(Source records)
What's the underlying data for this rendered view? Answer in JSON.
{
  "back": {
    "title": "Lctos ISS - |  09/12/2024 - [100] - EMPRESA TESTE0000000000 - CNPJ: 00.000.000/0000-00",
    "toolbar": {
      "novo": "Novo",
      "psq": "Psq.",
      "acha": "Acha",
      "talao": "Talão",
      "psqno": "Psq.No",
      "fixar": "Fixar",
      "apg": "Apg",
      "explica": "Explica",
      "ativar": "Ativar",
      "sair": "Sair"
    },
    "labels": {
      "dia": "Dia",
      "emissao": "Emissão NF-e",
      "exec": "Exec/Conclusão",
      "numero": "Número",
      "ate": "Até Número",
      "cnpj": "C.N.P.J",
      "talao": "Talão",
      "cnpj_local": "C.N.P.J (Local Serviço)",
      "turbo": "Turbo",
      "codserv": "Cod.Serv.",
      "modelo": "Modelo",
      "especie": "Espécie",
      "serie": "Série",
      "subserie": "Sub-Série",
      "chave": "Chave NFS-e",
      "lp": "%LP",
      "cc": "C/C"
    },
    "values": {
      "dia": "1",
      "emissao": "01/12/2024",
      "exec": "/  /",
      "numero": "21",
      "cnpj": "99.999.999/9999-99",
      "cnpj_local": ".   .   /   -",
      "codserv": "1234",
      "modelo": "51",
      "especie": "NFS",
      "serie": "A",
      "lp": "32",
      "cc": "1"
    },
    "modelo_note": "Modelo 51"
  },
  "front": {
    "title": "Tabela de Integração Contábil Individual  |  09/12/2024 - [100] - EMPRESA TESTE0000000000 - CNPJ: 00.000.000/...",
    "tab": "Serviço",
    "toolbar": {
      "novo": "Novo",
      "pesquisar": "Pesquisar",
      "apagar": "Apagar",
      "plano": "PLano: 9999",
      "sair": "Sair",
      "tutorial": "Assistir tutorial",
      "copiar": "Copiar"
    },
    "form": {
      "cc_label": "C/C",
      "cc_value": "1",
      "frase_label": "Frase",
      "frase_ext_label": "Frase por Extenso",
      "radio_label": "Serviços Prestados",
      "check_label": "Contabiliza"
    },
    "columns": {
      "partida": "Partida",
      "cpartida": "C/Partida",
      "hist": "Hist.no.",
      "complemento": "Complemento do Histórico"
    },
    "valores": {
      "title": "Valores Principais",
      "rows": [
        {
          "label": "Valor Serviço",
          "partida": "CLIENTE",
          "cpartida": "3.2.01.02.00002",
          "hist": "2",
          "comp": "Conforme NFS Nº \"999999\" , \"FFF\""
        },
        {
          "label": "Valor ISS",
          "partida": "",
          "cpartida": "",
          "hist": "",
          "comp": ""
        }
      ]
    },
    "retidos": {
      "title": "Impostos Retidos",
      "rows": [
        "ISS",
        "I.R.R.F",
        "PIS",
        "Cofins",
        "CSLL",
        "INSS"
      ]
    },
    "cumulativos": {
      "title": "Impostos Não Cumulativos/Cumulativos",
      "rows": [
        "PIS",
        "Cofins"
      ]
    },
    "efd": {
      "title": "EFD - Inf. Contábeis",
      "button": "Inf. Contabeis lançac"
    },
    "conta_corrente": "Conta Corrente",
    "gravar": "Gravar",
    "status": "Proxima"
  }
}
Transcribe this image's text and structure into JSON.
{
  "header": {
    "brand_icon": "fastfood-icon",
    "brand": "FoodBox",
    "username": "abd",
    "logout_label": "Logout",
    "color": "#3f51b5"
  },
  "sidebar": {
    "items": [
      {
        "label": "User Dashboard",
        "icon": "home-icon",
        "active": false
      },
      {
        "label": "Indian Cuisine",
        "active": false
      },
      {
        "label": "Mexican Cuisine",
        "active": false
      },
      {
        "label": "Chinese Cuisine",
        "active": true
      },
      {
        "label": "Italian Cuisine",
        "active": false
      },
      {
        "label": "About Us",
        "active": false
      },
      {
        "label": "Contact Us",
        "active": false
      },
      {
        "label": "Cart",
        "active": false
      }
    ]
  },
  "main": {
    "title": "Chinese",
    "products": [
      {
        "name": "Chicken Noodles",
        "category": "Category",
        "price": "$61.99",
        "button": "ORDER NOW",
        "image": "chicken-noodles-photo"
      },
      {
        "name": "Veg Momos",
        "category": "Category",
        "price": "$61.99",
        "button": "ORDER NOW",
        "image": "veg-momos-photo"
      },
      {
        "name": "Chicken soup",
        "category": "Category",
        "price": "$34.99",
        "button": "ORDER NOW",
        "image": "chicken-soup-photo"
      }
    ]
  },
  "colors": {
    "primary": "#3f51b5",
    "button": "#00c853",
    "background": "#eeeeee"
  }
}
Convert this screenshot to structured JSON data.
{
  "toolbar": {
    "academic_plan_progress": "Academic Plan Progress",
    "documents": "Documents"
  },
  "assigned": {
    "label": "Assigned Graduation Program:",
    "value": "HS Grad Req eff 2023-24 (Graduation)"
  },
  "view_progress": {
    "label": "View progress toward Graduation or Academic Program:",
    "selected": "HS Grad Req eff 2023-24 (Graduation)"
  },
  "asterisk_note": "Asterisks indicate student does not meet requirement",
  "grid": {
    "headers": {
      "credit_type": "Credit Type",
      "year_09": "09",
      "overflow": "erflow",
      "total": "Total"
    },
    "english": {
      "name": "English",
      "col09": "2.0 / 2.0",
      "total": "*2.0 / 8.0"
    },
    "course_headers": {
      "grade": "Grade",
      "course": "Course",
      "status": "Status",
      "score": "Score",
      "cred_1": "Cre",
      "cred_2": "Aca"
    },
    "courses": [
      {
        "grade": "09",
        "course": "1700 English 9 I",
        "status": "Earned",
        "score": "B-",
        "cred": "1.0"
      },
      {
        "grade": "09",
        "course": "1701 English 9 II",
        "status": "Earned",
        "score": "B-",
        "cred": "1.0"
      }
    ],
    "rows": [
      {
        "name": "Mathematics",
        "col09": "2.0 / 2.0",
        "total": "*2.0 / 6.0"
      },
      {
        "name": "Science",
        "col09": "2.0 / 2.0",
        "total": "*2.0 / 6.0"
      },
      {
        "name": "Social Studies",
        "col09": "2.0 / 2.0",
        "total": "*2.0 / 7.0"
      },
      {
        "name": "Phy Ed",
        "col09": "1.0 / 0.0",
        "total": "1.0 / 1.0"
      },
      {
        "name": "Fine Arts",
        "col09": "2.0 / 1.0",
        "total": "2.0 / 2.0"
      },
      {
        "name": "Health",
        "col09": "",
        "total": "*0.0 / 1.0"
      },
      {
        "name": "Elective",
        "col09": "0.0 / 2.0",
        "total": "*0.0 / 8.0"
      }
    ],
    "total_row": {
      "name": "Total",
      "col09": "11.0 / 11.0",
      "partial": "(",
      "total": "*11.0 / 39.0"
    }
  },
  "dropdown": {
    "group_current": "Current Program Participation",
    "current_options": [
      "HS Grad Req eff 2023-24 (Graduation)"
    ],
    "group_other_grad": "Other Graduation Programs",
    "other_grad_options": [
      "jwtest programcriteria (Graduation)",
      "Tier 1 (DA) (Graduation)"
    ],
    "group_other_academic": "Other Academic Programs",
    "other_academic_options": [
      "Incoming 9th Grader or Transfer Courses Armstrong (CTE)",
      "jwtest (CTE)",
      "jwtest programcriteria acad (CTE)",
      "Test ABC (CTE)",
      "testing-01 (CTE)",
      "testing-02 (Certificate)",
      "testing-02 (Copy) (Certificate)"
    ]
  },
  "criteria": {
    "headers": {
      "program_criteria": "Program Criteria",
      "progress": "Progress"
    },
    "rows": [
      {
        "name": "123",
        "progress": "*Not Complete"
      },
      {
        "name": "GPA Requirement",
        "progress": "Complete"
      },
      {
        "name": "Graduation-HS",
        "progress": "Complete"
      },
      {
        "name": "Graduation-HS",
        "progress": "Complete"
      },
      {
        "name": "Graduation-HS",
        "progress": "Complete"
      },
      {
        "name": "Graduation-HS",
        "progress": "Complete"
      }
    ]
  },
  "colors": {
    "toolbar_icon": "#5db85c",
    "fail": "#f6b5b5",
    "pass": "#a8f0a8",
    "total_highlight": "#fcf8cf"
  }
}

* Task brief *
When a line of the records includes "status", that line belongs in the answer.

* Written answer *
    "status": "Proxima"
      "status": "Status",
        "status": "Earned",
        "status": "Earned",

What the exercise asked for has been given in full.